* * * * *
My correspondent has still another question. It is this:
How can one conclude that Jesus used intoxicating wine when he instituted the Lord’s Supper? All that these Gospel writers, the apostle Paul in I Cor. 10 and 11, and the form for the administration of the Lord’s Supper make mention of the “cup” and the “fruit of the vine”, but not of wine. Also the above, form does not read like this, “And out of many berries being pressed together, yeast being added, and allowed to ferment, one wine floweth and mixeth itself together.”
The proof that Jesus used wine as fermented when he instituted the Lord’s Supper is derived from the Old Testament Scriptures. We must first of all take notice here of the words contained in the Old Testament Bible for wine.
1) yayin (from an unused root meaning to bubble, hiss, foam) wine as fermented.
2) cherem (from the root chamar to rise, ferment) wine as fermented.
3) tiyrowsh must or fresh grape juice as just squeezed out, new wine.
It is significant that in every case the word employed for designating the wine that was used in connection with the offerings is yayin—wine as fermented—and not tiyrowsh—fresh juice just squeezed out. Ex. 29:40: “Now this is what thou shalt offer upon the altar; two lambs and the fourth part of a hin of wine—yayin . .” Lev. 23.12, 13: “And ye shall offer that day when ye wave the sheaf, an he , lamb . . . and the drink offering thereof shall be of wine—yayin.” Nu. 15:4,5: “Then shall he that offereth his offering unto the Lord bring a meat offering . . . and the forth part of a hin of wine—yayin.”
As the bread and wine of holy communion symbolizes the body and blood of Christ, so those animal sacrifices and the wine—yayin—associated with these offerings typified the body and the blood of Christ. And this wine was yayin—wine as fermented. This to my mind proves that Jesus used yayin—wine as fermented—when He instituted the Lord’s Supper.
There is a definite reason why the wine of holy communion should be wine as fermented. The symbolism of this sacrament so requires. As the wine proper gladdens the heart of man (Ps. 104:15), so Christ is the joy and heavenly gladness of His people who believe in God through Him.
We need not be prejudiced against wine—yayin—anymore than against bread and oil. The one as well as the other is a good gift of God to His people that He meant them to have and to use with proper moderation. Ps. 104:14, 15: “He causeth the grass to grow for the cattle, and herb for the service of man: that he may bring forth food out of the earth; and wine—yayin and not tiyrowsh—that maketh glad the heart of man, and oil to make his face shine, and bread which strengtheneth man’s heart.” According to the terminology in use in Scriptures, strictly unfermented grape juice is not wine.
A final remark:

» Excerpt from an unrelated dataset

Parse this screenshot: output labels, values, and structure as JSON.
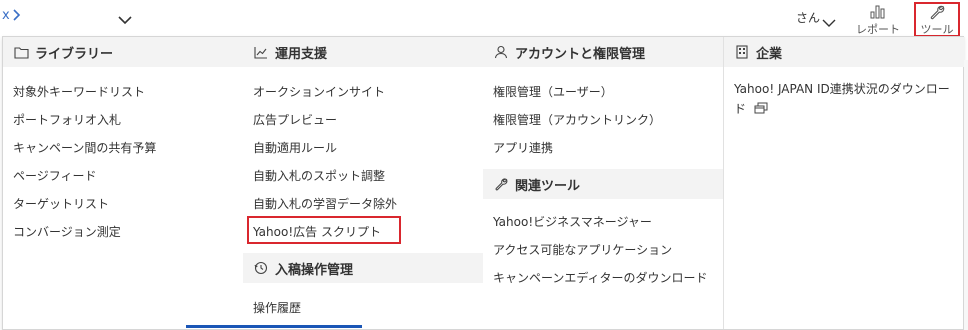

As we have now seen, the Scriptures use several words for wine. A study of these words in the connections in which they appear make it reasonably clear that strictly unfermented juice of grapes was not in use among the people of Israel. For even the tiyrowsh and the gleukos “fresh juice of grapes as just squeezed out,” “new wine” was already to a degree intoxicant as appears from the remark of the mockers to the effect that the apostles were full of new wine.